(Source records)
-- -- --
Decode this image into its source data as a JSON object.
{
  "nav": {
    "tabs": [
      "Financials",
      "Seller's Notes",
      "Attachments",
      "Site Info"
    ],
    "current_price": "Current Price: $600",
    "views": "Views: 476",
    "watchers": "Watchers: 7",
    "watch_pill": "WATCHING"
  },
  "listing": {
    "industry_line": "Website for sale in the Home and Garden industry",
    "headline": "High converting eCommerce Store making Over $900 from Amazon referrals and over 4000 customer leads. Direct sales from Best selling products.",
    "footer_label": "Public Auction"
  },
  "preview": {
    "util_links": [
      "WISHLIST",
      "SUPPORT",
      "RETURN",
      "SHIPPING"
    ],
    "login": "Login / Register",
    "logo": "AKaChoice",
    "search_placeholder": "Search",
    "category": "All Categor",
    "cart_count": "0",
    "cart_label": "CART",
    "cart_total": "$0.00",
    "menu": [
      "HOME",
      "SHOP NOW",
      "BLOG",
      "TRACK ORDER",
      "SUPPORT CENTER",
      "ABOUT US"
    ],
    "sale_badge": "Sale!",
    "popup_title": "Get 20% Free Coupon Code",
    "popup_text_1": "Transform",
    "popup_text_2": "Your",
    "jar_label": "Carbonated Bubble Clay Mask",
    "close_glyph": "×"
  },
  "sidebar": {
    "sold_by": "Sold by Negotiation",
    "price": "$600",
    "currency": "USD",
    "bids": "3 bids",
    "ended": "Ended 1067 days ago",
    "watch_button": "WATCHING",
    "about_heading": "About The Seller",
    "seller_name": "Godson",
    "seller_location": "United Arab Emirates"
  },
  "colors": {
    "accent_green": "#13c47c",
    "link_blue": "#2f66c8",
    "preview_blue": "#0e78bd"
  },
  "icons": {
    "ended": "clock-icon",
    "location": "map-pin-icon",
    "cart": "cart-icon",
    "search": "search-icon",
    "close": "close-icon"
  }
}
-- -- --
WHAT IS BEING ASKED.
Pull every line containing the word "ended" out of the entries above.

EXERCISE RESULT.
    "ended": "Ended 1067 days ago",
    "ended": "clock-icon",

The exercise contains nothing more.